The group known as the Kanawha Valley Village People is an organization of seniors supporting its members as they continue to live independently in their own homes.
Prior to the formation of the group, several meetings were held throughout the year to discuss how participants, as they age, would be able to remain in their homes and communities by providing a local service network of providers who could aid members in such tasks as transportation, home repair, in-home care, etc. The first meeting of interested parties was held July 21, 2012, where it was decided that the ‘village concept’ might be one that would fit our diverse community. A second meeting was held on October 7, 2012, where the village model as practiced in Athens, Ohio, and in Alexandria, Virginia, was explored in-depth plus the review of a draft needs assessment.

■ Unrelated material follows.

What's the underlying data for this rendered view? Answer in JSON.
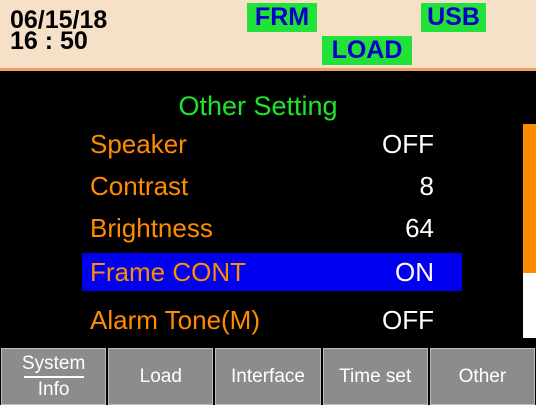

A third meeting was held on December 15, 2012, where the village concept was discussed in a meeting chaired by James Thibeault. A needs assessment survey was presented by Kassandra Kass. A grant proposal was put forth by Hazel Palmer. The National Gathering of the Village to Village Network which was held in Atlanta, October 15-17, 2012, was attended by Barbara Frierson and James Thibeault. Such topics as: Steps to Starting a Group, Funding and Membership dues, Member Services, Volunteers, etc. were explained to the group by Barbara while James reported back concerning the success and challenges of establishing communities plus how to grow a community and retain members.
A mission statement was proposed and sent for consideration to the Steering Committee: “A sustainable senior community that supports members who wish to live independently in their own homes by providing or helping arrange a wide variety of services to meet their needs.”
Also at the December meeting, two great ideas were put forth by members of the group – Crisis Casseroles and a Telephone Tree. Crisis Casseroles proposed by Hazel Palmer is a concept to provide food door-to-door when a member suffers a family or personal crisis like an operation or a debilitating illness. Members would provide simple meals thereby alleviating one worry for anyone suffering such a crisis. Likewise, a Telephone Tree, as envisioned by Melora Cann and Karen Glazier, was established where regularly scheduled calls would be placed to members alerting them to upcoming events and filling them in on ‘what’s going on’ plus just making sure that they were ‘OK’. In this way, an opportunity for building a relationship through conversation, thus enlarging the personal socialization aspect, could be created and nourished.